Monday, September 2, 2013


In the Southland, BBQ is the cuisine itself - it is not the apparatus you cook it on, nor is it the activity of cooking outside. - S.L.

Carolina-style BBQ - that's my personal dry rub recipe on the left & center rear, wet on right & front.

Big party here last night: Five racks of ribs slow cooked over hickory. I steam the ribs over a pan of boiling water for ten minutes in the oven, apply the rub or sauce, then it's over the coals, about 250 degrees F for about thirty minutes until they are BAKED TO PERFECTION ! ! !

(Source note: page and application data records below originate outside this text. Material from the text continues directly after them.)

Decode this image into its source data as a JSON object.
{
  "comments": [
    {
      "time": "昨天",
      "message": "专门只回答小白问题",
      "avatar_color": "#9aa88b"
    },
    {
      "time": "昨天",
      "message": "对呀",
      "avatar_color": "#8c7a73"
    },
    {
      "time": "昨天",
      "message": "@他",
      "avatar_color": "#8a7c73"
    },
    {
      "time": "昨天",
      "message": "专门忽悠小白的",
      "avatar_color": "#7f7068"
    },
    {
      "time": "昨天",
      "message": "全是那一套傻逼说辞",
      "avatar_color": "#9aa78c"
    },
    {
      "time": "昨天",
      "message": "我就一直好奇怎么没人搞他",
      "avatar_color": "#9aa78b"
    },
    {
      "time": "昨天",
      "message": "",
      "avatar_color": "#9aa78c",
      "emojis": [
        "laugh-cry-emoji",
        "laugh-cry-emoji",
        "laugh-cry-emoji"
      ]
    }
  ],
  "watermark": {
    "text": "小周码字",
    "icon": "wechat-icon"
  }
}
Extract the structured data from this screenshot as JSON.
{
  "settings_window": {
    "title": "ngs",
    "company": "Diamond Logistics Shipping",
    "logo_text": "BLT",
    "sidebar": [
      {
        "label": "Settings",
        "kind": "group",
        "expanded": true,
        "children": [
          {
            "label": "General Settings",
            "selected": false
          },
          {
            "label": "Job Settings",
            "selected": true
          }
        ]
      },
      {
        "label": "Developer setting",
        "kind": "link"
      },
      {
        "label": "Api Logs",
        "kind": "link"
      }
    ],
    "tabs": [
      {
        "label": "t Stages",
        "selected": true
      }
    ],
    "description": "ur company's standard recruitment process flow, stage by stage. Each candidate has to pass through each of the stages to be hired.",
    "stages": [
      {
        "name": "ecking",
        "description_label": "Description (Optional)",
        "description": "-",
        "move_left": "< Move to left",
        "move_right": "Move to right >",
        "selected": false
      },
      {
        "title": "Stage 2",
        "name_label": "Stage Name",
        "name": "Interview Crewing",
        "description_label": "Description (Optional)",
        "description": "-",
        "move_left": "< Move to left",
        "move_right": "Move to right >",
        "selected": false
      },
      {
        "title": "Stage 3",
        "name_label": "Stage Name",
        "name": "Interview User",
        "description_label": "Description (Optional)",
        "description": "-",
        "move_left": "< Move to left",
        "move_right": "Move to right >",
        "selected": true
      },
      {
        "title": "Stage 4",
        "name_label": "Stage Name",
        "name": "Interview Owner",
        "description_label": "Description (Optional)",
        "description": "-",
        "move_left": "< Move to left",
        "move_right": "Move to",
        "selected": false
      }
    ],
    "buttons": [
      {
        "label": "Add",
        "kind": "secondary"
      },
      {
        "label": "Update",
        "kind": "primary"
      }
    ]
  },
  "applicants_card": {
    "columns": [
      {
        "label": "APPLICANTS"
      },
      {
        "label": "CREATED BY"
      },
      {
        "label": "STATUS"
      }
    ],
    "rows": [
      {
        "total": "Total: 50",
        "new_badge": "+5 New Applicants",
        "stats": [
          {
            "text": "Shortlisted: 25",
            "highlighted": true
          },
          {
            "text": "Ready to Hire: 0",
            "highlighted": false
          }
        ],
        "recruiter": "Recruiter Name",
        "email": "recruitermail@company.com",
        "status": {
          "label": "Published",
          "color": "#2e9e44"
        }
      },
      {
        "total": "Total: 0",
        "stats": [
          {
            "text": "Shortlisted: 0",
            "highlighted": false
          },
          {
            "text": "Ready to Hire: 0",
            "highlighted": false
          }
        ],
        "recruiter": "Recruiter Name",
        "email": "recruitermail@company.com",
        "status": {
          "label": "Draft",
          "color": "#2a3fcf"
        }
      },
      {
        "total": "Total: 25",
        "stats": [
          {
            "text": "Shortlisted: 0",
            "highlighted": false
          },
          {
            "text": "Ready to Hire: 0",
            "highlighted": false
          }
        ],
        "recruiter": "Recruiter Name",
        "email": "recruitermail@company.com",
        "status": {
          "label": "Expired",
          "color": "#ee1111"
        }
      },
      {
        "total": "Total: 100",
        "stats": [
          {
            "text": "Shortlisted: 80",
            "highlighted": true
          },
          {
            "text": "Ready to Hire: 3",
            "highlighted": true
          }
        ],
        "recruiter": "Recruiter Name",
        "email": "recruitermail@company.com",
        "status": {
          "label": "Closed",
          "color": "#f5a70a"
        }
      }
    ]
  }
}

Up here in the barbaric North, when the Yankees say BBQ they mean the grill itself AND/OR the activity of cooking outside. "Yo, Vinny, why doncha come ovah to my place and we'll barbecue some hamburgers and hotdogs!" Then they all hang out with their flat brimmed baseball hats and their baggy pants = 100% purebred Yankee.

Down South, BBQ - the cuisine - is cooked over a fire of green hickory wood - where there's smoke there's flavor. Up here in the savage Northland, these Yankee Philistines actually grill over GAS FLAMES. Unbelievable, I know. When the Yankees watch me grill, they are AMAZED.

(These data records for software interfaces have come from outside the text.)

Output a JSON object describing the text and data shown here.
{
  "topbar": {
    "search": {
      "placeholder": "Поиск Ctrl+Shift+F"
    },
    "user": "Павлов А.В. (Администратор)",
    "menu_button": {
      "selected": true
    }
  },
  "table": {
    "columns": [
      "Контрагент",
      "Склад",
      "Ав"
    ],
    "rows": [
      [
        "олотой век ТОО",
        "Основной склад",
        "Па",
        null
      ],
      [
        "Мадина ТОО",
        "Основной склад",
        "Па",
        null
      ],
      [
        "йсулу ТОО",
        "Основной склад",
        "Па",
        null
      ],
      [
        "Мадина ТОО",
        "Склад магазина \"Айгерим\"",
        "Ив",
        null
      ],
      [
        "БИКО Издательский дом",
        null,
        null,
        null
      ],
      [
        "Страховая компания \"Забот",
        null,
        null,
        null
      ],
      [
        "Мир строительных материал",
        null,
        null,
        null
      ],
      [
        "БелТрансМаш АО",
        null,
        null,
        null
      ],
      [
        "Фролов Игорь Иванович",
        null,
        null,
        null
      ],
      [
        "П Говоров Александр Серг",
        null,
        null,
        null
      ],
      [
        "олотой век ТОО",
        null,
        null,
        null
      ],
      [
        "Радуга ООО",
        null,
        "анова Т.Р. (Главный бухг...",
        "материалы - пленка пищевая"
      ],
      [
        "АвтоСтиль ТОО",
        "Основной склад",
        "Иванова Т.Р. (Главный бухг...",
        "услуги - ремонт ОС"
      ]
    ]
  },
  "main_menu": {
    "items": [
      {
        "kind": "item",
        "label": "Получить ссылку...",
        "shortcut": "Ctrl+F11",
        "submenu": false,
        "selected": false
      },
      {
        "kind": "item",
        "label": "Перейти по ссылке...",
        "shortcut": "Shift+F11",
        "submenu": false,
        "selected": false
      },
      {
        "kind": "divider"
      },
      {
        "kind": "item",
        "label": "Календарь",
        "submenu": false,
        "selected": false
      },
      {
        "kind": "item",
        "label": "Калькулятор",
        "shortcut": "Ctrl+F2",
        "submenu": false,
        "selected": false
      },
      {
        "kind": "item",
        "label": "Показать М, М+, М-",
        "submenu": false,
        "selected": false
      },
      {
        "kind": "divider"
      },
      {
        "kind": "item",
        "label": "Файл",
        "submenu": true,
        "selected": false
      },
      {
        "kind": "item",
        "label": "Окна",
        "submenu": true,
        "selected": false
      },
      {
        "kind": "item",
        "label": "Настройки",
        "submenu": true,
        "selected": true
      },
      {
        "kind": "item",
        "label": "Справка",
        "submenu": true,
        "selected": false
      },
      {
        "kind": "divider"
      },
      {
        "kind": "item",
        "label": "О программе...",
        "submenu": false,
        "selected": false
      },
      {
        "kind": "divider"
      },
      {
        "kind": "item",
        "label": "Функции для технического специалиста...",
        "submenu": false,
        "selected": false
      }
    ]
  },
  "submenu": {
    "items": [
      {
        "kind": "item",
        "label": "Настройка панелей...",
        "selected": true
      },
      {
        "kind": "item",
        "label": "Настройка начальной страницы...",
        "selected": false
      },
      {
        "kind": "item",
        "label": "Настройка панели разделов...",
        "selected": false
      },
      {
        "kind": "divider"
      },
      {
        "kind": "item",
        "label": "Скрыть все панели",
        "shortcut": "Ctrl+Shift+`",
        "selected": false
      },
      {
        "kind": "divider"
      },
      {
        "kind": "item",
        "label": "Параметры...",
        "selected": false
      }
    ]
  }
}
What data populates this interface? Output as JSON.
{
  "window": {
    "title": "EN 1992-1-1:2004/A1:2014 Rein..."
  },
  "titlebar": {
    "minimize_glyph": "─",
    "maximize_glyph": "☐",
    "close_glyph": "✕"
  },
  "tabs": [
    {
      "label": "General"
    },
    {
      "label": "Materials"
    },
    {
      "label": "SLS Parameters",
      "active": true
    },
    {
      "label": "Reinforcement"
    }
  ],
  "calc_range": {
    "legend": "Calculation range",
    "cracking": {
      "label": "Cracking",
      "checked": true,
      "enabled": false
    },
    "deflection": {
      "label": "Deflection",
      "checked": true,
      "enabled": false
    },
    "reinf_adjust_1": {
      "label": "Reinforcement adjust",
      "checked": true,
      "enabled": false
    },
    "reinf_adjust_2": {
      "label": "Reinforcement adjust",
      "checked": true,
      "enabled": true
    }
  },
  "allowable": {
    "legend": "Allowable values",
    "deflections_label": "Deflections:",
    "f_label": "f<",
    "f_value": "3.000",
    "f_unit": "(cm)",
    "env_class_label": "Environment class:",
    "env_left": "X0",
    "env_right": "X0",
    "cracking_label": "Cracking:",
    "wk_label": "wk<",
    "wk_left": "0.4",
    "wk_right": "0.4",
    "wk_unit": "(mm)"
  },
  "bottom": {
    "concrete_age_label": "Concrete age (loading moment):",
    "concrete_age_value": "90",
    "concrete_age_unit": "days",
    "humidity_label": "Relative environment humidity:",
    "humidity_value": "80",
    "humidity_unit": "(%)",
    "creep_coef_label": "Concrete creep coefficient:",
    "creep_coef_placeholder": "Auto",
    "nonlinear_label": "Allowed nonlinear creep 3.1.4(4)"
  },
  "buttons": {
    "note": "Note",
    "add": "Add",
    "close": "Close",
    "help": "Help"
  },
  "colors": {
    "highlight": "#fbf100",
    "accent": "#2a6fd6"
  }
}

Killed a bottle of Evan Williams bourbon, a bottle of Hornitos Tequila and God knows how many bottles of beer & wine. Didn't even have a hangover this morning.

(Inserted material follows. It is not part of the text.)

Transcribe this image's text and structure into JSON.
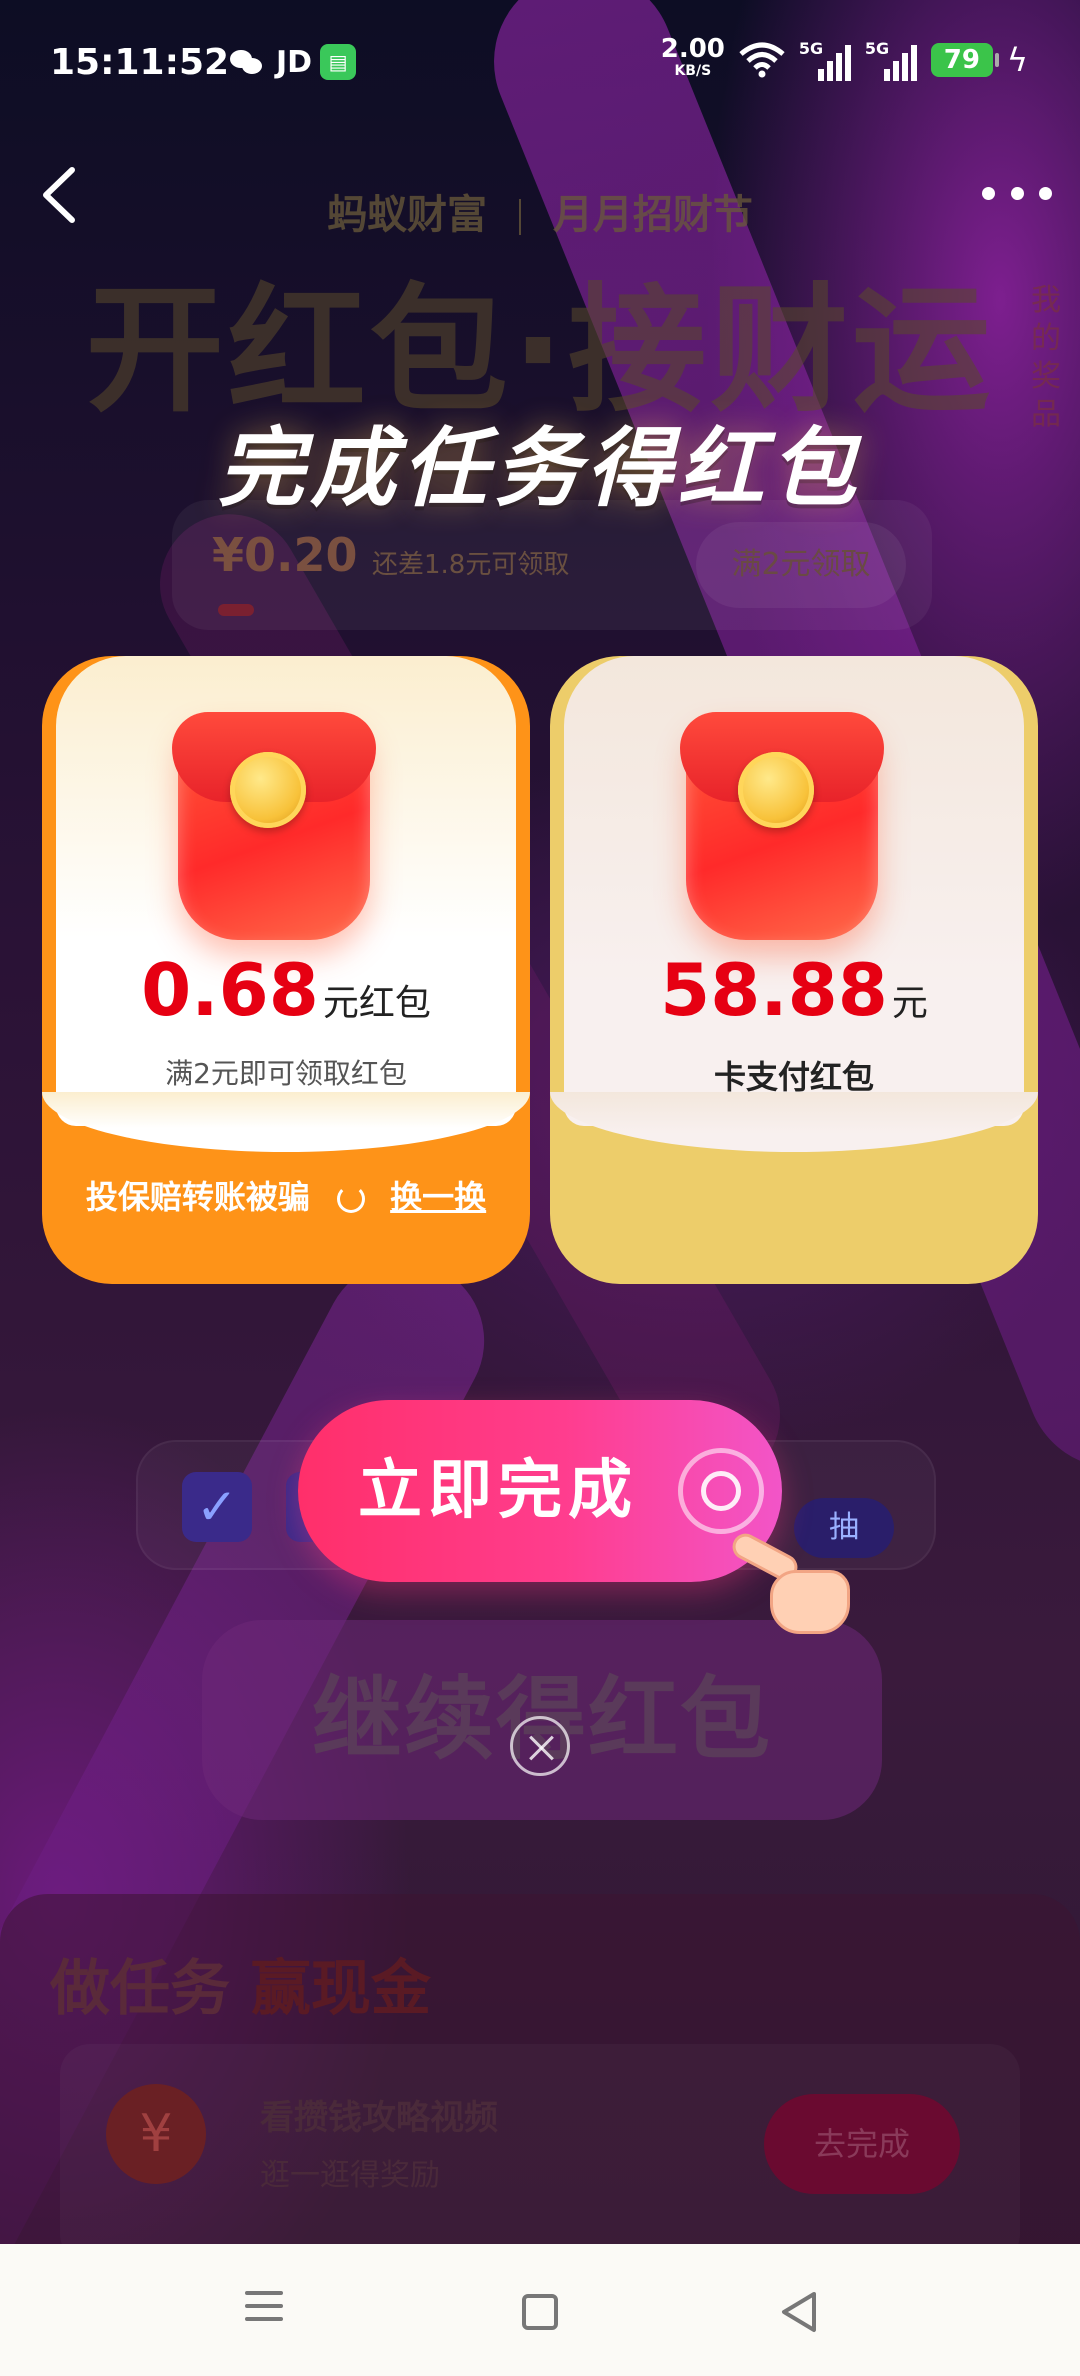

Pure bacchanalia, Viking-style. Best party we ever threw.



  1. Only barbarians cannot understand the true power of fire.

    Wood/charcoal = good outdoor cooking. Pour cooking oil on the fire afterwards and sit around singing (or watch the women folk get naked and dance through it, depending on the company!)

    A gas/electric grill is a pointless as a Presbyterian wake. Good call.

    1. PS, not to criticise your technique for ribs, but some of the finest fillet roasts I have ever enjoyed were cooked in France using a fire built vertically behind the meat using a small rotisiere to rotate it slowly - leaves the dripping pure and tasty and minimises the blackening!

    2. You see that foil under the ribs? Indirect heat = NO blackening. NONE.

    3. Yes indeed - as I said, not criticising that technique!

  2. A Bootmaker in TexasSeptember 3, 2013 at 12:14 AM

    Texas style BBQ= the day before your 'event',dig a pit, build a nice fire in said pit.
    when fire has died down to coals,lay a piece of corrugated tin on the half the coals.
    put both sides of a prepared goat(a pig works well too) on the tin and cover that with another piece of tin .
    cover that with the rest of the coals, and bury the whole thing with the dirt from digging the pit.
    when you uncover it the next day, serve with lots of beer, n sangria, n frijoles, n friends.
    whoop, holler and enjoy

  3. Nothing, I say nothing better than pit goat!

  4. I'd really like to try the ones with the dry rub. I'm actually a certified BBQ judge and so far I've judged 29 sanctioned competitions.
    Also grew up in Texas and can vouch for the Cabrito!!

  5. But, Hank Hill (of King of The Hill) lives in Texas, and he uses propane?


  6. TomR,armed in TexasSeptember 3, 2013 at 5:18 PM

    In Texas BBQ is both a noun and a verb. We BBQ briskets and ribs. We grill steaks. I use propane after using charcoal for decades for steaks. Can't tell the difference.

    I have had beef on a ranch cooked by the method Bootmaker describes. It was the BEST BBQ I have EVER had. No sauce or knife required. The brisket was moist and fall apart tender. The ribs likewise.

  7. Sounds good, but here in Georgia, I use a homemade dry rub on baby back ribs. Then I smoke them over hickory and mesquite in a Big Green Egg (indirect)at 225°for 4 to 5 hours. Then, I put the ribs in a disposable pan with apple juice, butter and brown sugar, seal it with foil and put it back in the Egg for another hour. Virtually everyone says they are the best ribs ever. Fall-off-the-bone tender. I cook these things and take them to customers. Great for business- they keep buying my products so I'll bring more ribs!

  8. I have just started cold-smoking. Should have done it years ago!

  9. Any meat that "falls off the bone" is over cooked.